Friday, April 08, 2016

The Washington Post takes a shamefully slippery slide off the path to truth, dragging Democratic civility with it

Before this controversy gets drowned out by whatever the next controversy turns out to be, I need to say something cranky about Bernie Sanders’ attack on Hillary Clinton’s qualifications, which was prompted by a headline in the Washington Post.

Here’s the headline: “Clinton questions whether Sanders is qualified to be president.”

What’s that sound like to you? To me, it sounds as if Hillary, by “questioning” Sanders qualifications, is saying he isn’t qualified. If I do think somebody is qualified, I wouldn’t question their qualifications.

The misleading headline was exacerbated by the Washington Post's lede, which repeated and thus reinforced the false claim. It said, “Former secretary of state Hillary Clinton on Wednesday questioned whether her rival in the Democratic presidential primary, Sen. Bernie Sanders (Vt.) is qualified to be president.”


Not surprisingly, Sanders struck back against what appeared to be a deliberate kick to the groin. His counterattack left no room for doubt that if Hillary takes the low road, he can do so too. If you can bear a few seconds of intrusive advertising before the newsclip, here’s what Sanders said:



Now someone at the Post has gotten defensively self-righteous about what was, at the very least, a reporting mistake exacerbated by a sloppy editing oversight. I’m not saying the Post is deliberately misleading its readers. I’ll leave that conclusion, or its opposite, to you.

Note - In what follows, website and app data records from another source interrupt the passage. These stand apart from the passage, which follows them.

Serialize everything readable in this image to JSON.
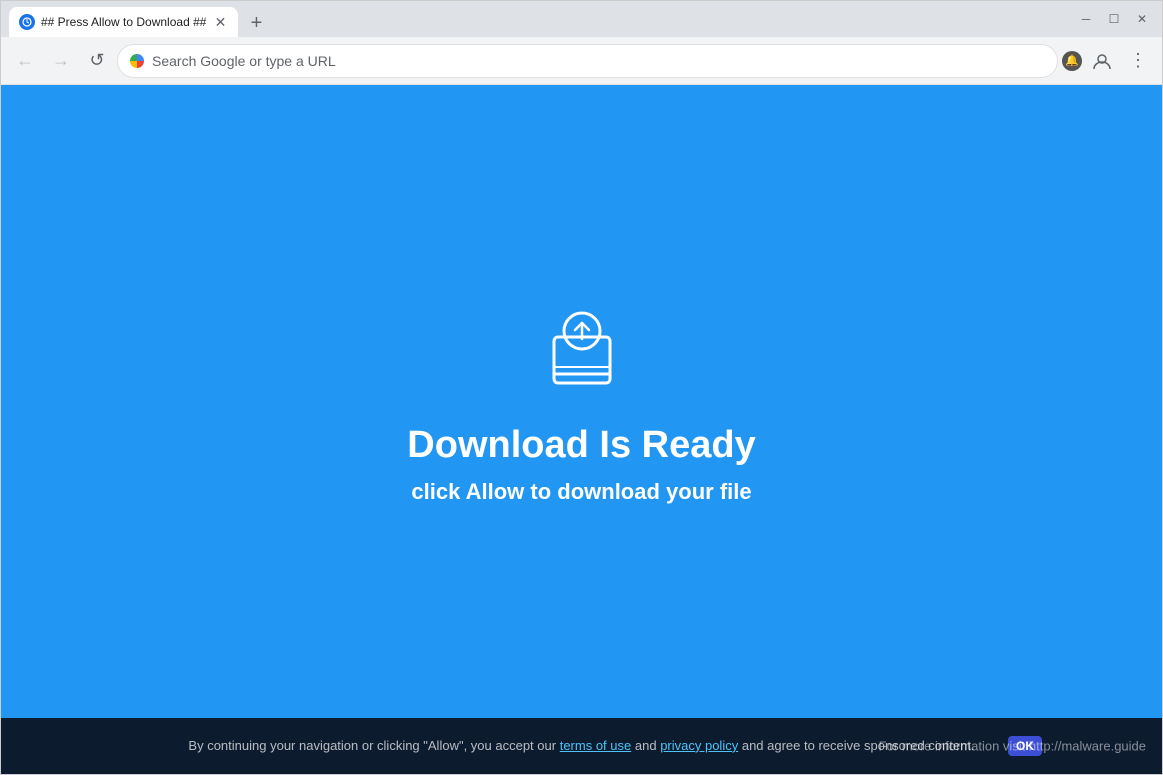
{
  "window": {
    "title": "## Press Allow to Download ##",
    "tab": {
      "label": "## Press Allow to Download ##",
      "favicon_color": "#1a73e8"
    }
  },
  "titlebar": {
    "close_label": "✕",
    "maximize_label": "☐",
    "minimize_label": "─",
    "new_tab_label": "+"
  },
  "navbar": {
    "back_label": "←",
    "forward_label": "→",
    "reload_label": "↺",
    "address_placeholder": "Search Google or type a URL",
    "address_value": "Search Google or type a URL",
    "menu_label": "⋮",
    "profile_label": "👤"
  },
  "page": {
    "main_title": "Download Is Ready",
    "sub_title": "click Allow to download your file",
    "icon_label": "download-book-icon"
  },
  "bottom_bar": {
    "text_part1": "By continuing your navigation or clicking \"Allow\", you accept our",
    "terms_label": "terms of use",
    "text_part2": "and",
    "privacy_label": "privacy policy",
    "text_part3": "and agree to receive sponsored content.",
    "watermark": "For more information visit http://malware.guide",
    "ok_badge": "OK"
  }
}
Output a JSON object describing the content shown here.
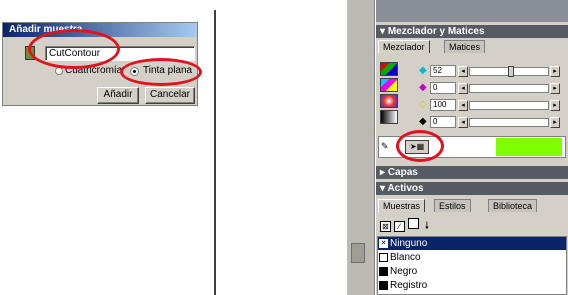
{
  "dialog": {
    "title": "Añadir muestra",
    "name_value": "CutContour",
    "radio_spot_label": "Cuatricromía",
    "radio_tint_label": "Tinta plana",
    "add_label": "Añadir",
    "cancel_label": "Cancelar"
  },
  "mixer_panel": {
    "title": "Mezclador y Matices",
    "tabs": [
      "Mezclador",
      "Matices"
    ],
    "values": [
      "52",
      "0",
      "100",
      "0"
    ]
  },
  "layers_panel": {
    "title": "Capas"
  },
  "assets_panel": {
    "title": "Activos",
    "tabs": [
      "Muestras",
      "Estilos",
      "Biblioteca"
    ],
    "swatches": [
      "Ninguno",
      "Blanco",
      "Negro",
      "Registro"
    ]
  },
  "colors": {
    "accent_green": "#7dff00",
    "highlight": "#0a246a",
    "annotation": "#e0141e"
  }
}
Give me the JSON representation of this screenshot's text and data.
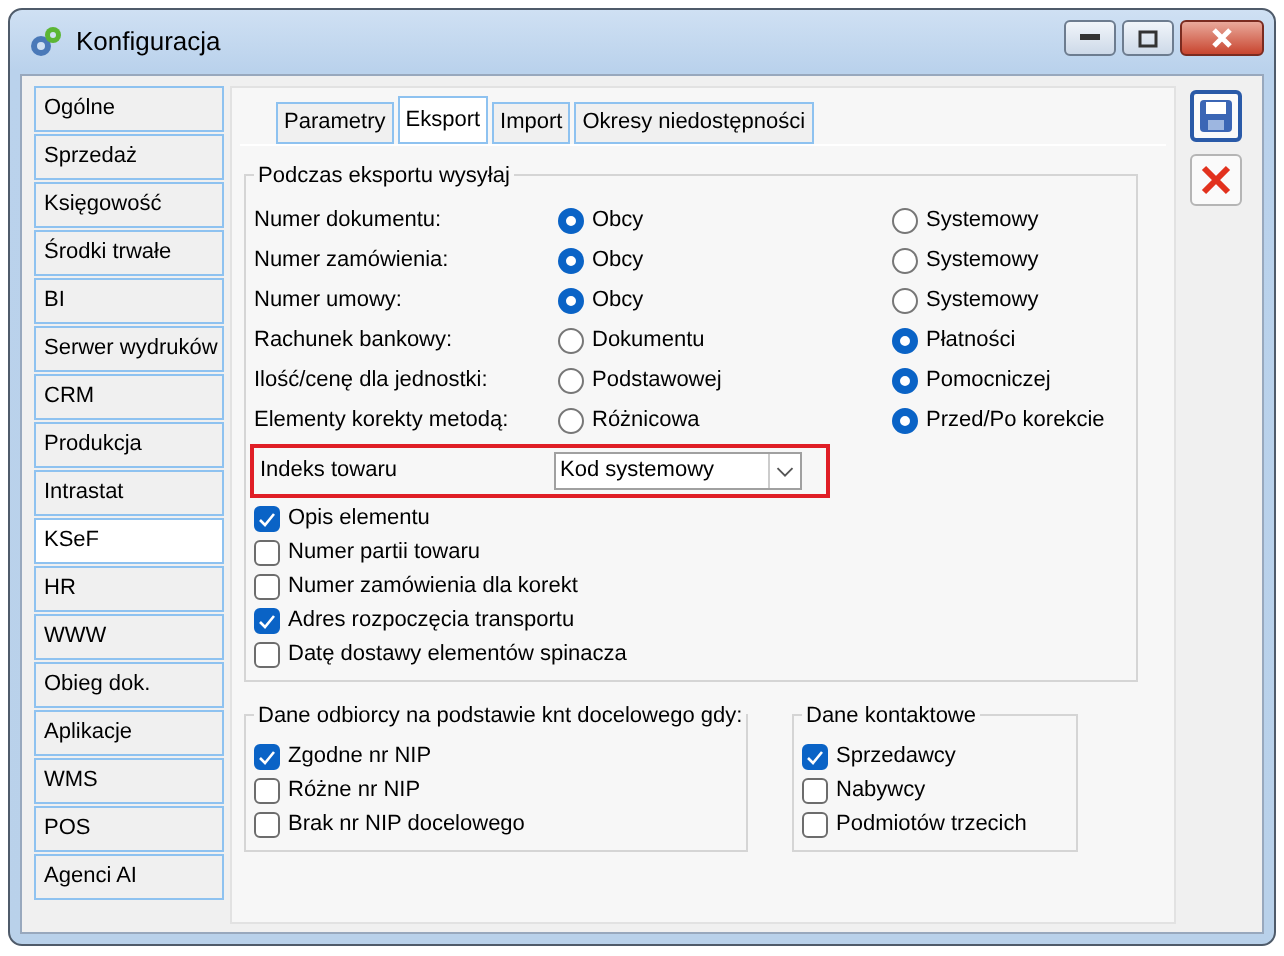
{
  "window": {
    "title": "Konfiguracja"
  },
  "sidebar": {
    "items": [
      {
        "label": "Ogólne",
        "selected": false
      },
      {
        "label": "Sprzedaż",
        "selected": false
      },
      {
        "label": "Księgowość",
        "selected": false
      },
      {
        "label": "Środki trwałe",
        "selected": false
      },
      {
        "label": "BI",
        "selected": false
      },
      {
        "label": "Serwer wydruków",
        "selected": false
      },
      {
        "label": "CRM",
        "selected": false
      },
      {
        "label": "Produkcja",
        "selected": false
      },
      {
        "label": "Intrastat",
        "selected": false
      },
      {
        "label": "KSeF",
        "selected": true
      },
      {
        "label": "HR",
        "selected": false
      },
      {
        "label": "WWW",
        "selected": false
      },
      {
        "label": "Obieg dok.",
        "selected": false
      },
      {
        "label": "Aplikacje",
        "selected": false
      },
      {
        "label": "WMS",
        "selected": false
      },
      {
        "label": "POS",
        "selected": false
      },
      {
        "label": "Agenci AI",
        "selected": false
      }
    ]
  },
  "tabs": [
    {
      "label": "Parametry",
      "selected": false
    },
    {
      "label": "Eksport",
      "selected": true
    },
    {
      "label": "Import",
      "selected": false
    },
    {
      "label": "Okresy niedostępności",
      "selected": false
    }
  ],
  "export_group": {
    "title": "Podczas eksportu wysyłaj",
    "rows": [
      {
        "label": "Numer dokumentu:",
        "options": [
          {
            "label": "Obcy",
            "selected": true
          },
          {
            "label": "Systemowy",
            "selected": false
          }
        ]
      },
      {
        "label": "Numer zamówienia:",
        "options": [
          {
            "label": "Obcy",
            "selected": true
          },
          {
            "label": "Systemowy",
            "selected": false
          }
        ]
      },
      {
        "label": "Numer umowy:",
        "options": [
          {
            "label": "Obcy",
            "selected": true
          },
          {
            "label": "Systemowy",
            "selected": false
          }
        ]
      },
      {
        "label": "Rachunek bankowy:",
        "options": [
          {
            "label": "Dokumentu",
            "selected": false
          },
          {
            "label": "Płatności",
            "selected": true
          }
        ]
      },
      {
        "label": "Ilość/cenę dla jednostki:",
        "options": [
          {
            "label": "Podstawowej",
            "selected": false
          },
          {
            "label": "Pomocniczej",
            "selected": true
          }
        ]
      },
      {
        "label": "Elementy korekty metodą:",
        "options": [
          {
            "label": "Różnicowa",
            "selected": false
          },
          {
            "label": "Przed/Po korekcie",
            "selected": true
          }
        ]
      }
    ],
    "index_field": {
      "label": "Indeks towaru",
      "value": "Kod systemowy",
      "highlighted": true
    },
    "checkboxes": [
      {
        "label": "Opis elementu",
        "checked": true
      },
      {
        "label": "Numer partii towaru",
        "checked": false
      },
      {
        "label": "Numer zamówienia dla korekt",
        "checked": false
      },
      {
        "label": "Adres rozpoczęcia transportu",
        "checked": true
      },
      {
        "label": "Datę dostawy elementów spinacza",
        "checked": false
      }
    ]
  },
  "recipient_group": {
    "title": "Dane odbiorcy na podstawie knt docelowego gdy:",
    "checkboxes": [
      {
        "label": "Zgodne nr NIP",
        "checked": true
      },
      {
        "label": "Różne nr NIP",
        "checked": false
      },
      {
        "label": "Brak nr NIP docelowego",
        "checked": false
      }
    ]
  },
  "contact_group": {
    "title": "Dane kontaktowe",
    "checkboxes": [
      {
        "label": "Sprzedawcy",
        "checked": true
      },
      {
        "label": "Nabywcy",
        "checked": false
      },
      {
        "label": "Podmiotów trzecich",
        "checked": false
      }
    ]
  }
}
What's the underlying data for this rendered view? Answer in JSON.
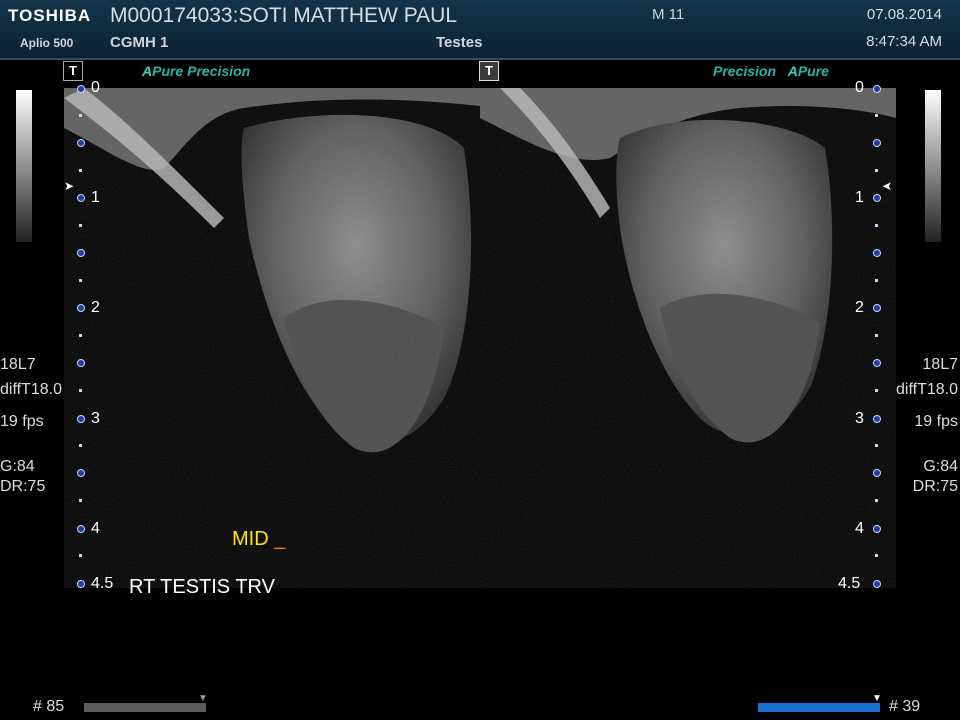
{
  "header": {
    "brand": "TOSHIBA",
    "model": "Aplio 500",
    "patient": "M000174033:SOTI MATTHEW PAUL",
    "site": "CGMH 1",
    "preset": "Testes",
    "mechanical_index": "M 11",
    "date": "07.08.2014",
    "time": "8:47:34 AM"
  },
  "left_panel": {
    "t_badge": "T",
    "mode_apure_a": "A",
    "mode_apure": "Pure",
    "mode_precision": "Precision",
    "depth_labels": [
      "0",
      "1",
      "2",
      "3",
      "4",
      "4.5"
    ],
    "transducer": "18L7",
    "harmonic": "diffT18.0",
    "frame_rate": "19 fps",
    "gain": "G:84",
    "dynamic_range": "DR:75",
    "annotation_mid": "MID",
    "annotation_cursor": "_",
    "annotation_label": "RT TESTIS TRV",
    "cine_frame": "# 85"
  },
  "right_panel": {
    "t_badge": "T",
    "mode_precision": "Precision",
    "mode_apure_a": "A",
    "mode_apure": "Pure",
    "depth_labels": [
      "0",
      "1",
      "2",
      "3",
      "4",
      "4.5"
    ],
    "transducer": "18L7",
    "harmonic": "diffT18.0",
    "frame_rate": "19 fps",
    "gain": "G:84",
    "dynamic_range": "DR:75",
    "cine_frame": "# 39"
  },
  "colors": {
    "header_bg": "#143449",
    "mode_text": "#2ab3a3",
    "annotation_yellow": "#ffe600",
    "cine_active": "#1a6fd0"
  },
  "icons": [
    "t-mode-icon",
    "focus-marker-icon",
    "depth-marker-icon"
  ]
}
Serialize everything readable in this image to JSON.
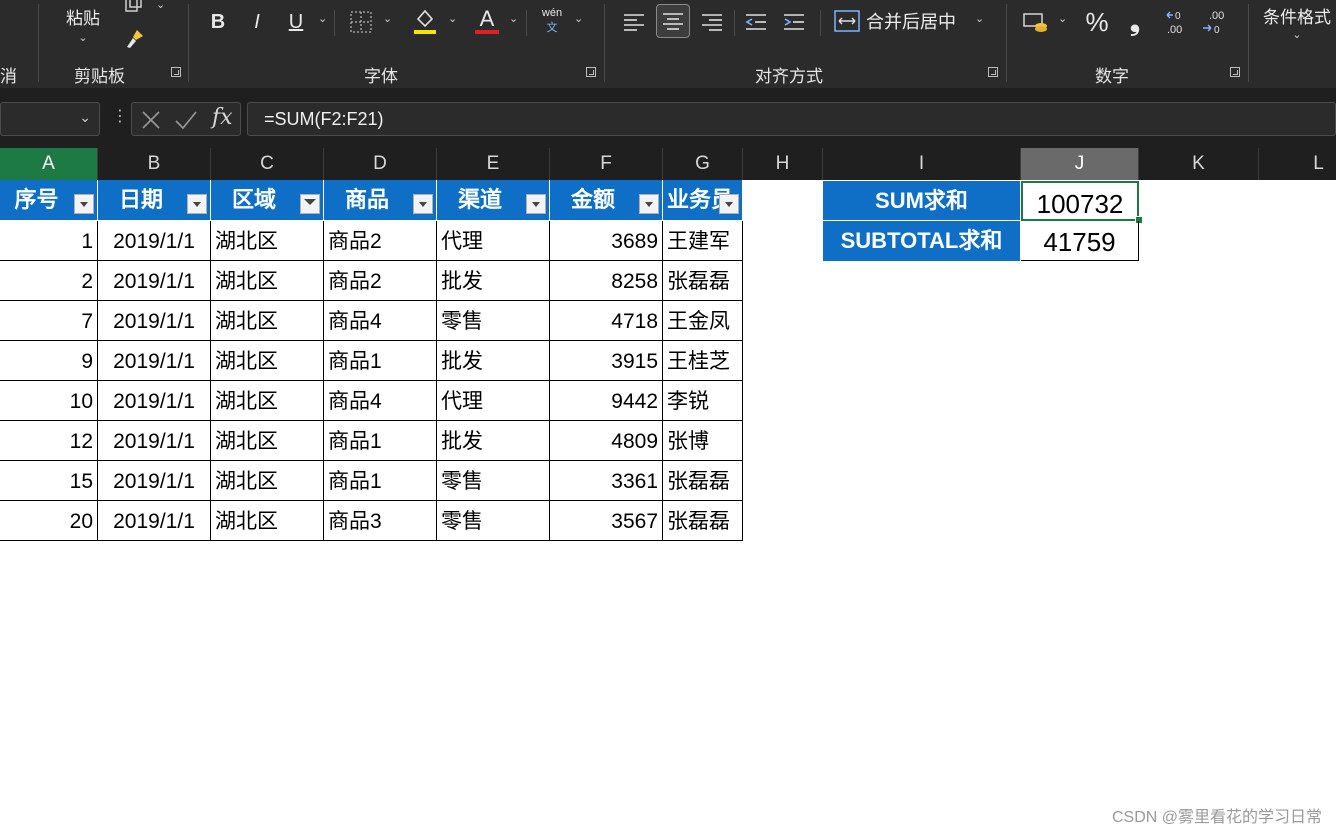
{
  "ribbon": {
    "cancel_partial": "消",
    "paste_label": "粘贴",
    "groups": {
      "clipboard": "剪贴板",
      "font": "字体",
      "alignment": "对齐方式",
      "number": "数字",
      "conditional_format": "条件格式"
    },
    "bold": "B",
    "italic": "I",
    "underline": "U",
    "font_color_letter": "A",
    "phonetic_top": "wén",
    "phonetic_bottom": "文",
    "merge_center": "合并后居中",
    "percent": "%",
    "comma": "❟",
    "inc_decimal": ".00",
    "dec_decimal": ".00",
    "accent_yellow": "#f5e300",
    "accent_red": "#e02020"
  },
  "formula_bar": {
    "formula": "=SUM(F2:F21)",
    "fx": "fx"
  },
  "columns": [
    "A",
    "B",
    "C",
    "D",
    "E",
    "F",
    "G",
    "H",
    "I",
    "J",
    "K",
    "L"
  ],
  "table": {
    "headers": [
      "序号",
      "日期",
      "区域",
      "商品",
      "渠道",
      "金额",
      "业务员"
    ],
    "rows": [
      [
        "1",
        "2019/1/1",
        "湖北区",
        "商品2",
        "代理",
        "3689",
        "王建军"
      ],
      [
        "2",
        "2019/1/1",
        "湖北区",
        "商品2",
        "批发",
        "8258",
        "张磊磊"
      ],
      [
        "7",
        "2019/1/1",
        "湖北区",
        "商品4",
        "零售",
        "4718",
        "王金凤"
      ],
      [
        "9",
        "2019/1/1",
        "湖北区",
        "商品1",
        "批发",
        "3915",
        "王桂芝"
      ],
      [
        "10",
        "2019/1/1",
        "湖北区",
        "商品4",
        "代理",
        "9442",
        "李锐"
      ],
      [
        "12",
        "2019/1/1",
        "湖北区",
        "商品1",
        "批发",
        "4809",
        "张博"
      ],
      [
        "15",
        "2019/1/1",
        "湖北区",
        "商品1",
        "零售",
        "3361",
        "张磊磊"
      ],
      [
        "20",
        "2019/1/1",
        "湖北区",
        "商品3",
        "零售",
        "3567",
        "张磊磊"
      ]
    ]
  },
  "summary": {
    "sum_label": "SUM求和",
    "sum_value": "100732",
    "subtotal_label": "SUBTOTAL求和",
    "subtotal_value": "41759"
  },
  "watermark": "CSDN @雾里看花的学习日常",
  "colors": {
    "header_blue": "#0f6fc6",
    "ribbon_bg": "#2b2b2b",
    "selection_green": "#1e7a45"
  }
}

A new Washington Post headline announces, “Sanders’s incorrect claim that Clinton called him ‘not qualified’ for the Presidency.” 

Notice, it doesn't say the Post was incorrect. It says that Sanders was incorrect for believing the Post's false headline and story copy. And that's what gets my goat.

The basis for the Post's perfidious  self-absolution is a lengthy, tangled, argumentative attempt to parse its own copy, along with he-said she-said quotes and a self-pitying whine that writing and displaying an accurate news story is hard. Oh, boo hoo!

“Headline writing is an imperfect art,” the Post sniveled. “The editor often has to summarize the meaning of a complex and nuanced article in just a few words. Many Washington-based reporters have experienced the frustration of having an accurate article denied by an agency spokesman because of a headline that went a little far off the mark.”

In other words, to echo what Barbie Doll was once crucified for saying about math when you pulled the string in her back, newspaper editing is hard.

You can try, if you’re courageous enough and you’ve taken your Ritalin today, to read the Post's whole convoluted self-justification for having committed the political equivalent of throwing a lighted match into a can of gasoline here

Frankly, I’m not buying the Post’s unapologetic apologia.  The headline could simply have said something like, “Clinton criticizes Sanders for lack of preparation,” which is what the story was really about once you get past the lede.

But that wouldn’t have made a sensational, newspaper-selling  story.

So now we have mud flying back and forth between the Clinton and the Sanders camps. Less civility, but more raw meat for the Washington Post, sparked by the sloths or dissemblers (take your pick) who write and edit stories there. 

Sadly, the ultimate victims are the American public, including those of us who live far from the Post's circulation zone. We are interested in learning about differences in policy, not in hearing the slosh of mud. That interest has been demonstrated by, among other things, the slow fall from favor of Donald Trump, the mudpie champion of the world.
The entire Washington Post staff, starting at the top, needs to be sent to bed without its supper.

3 comments:

Yastreblyansky said...

No Ritalin and I did NOT want to read it, but I'm very glad you did. This is excellent.

Jeff Ryan said...

I, for one, love to read the mud. But it has to be actual, valid mud.

I was outraged by what Bernie said, only to discover he had been misled by WaPo. I do think he should have read the actual story (or had someone read it and give him the facts), but that is a far cry from believing he went off on a ridiculous tear. As a Clinton supporter, I posted an outraged rant on FB (read by, maybe, three people, but still), only to have to apologize a few hours later. Maybe I should have also done the sort of vetting Bernie failed to do, but then I'm not WaPo. I do, though, strive to be accurate when ranting, and I felt like an idiot.

I do believe Bernie should have gotten his facts straight, but I also realize that he, mistakenly, had a right to be pissed at Hillary, and therefore his words were to some extent justified. Most people know better than to take me seriously. But Bernie has a right to be taken seriously indeed, and he got screwed by this. He deserved better.

Patricia said...

The Washington Post, was very big at my house when I lived near D.C., that was in the days of The Watergate Scandal, great journalists, great writing. I did a little digging because I read an article about tax dodging and the writer stated plainly, The Post did not review the Panama Papers. There's sloppy journalism all over that paper and it's not just them. Anyway, Jeff Bezos bought the Post a few years ago. He owns Amazon and is well known for his dodgy dealings. That could be just one of the reasons for the lack of oversight. You have to be a serious critical thinker when reading anything, but especially any of the major news outlets. Good Work Crank!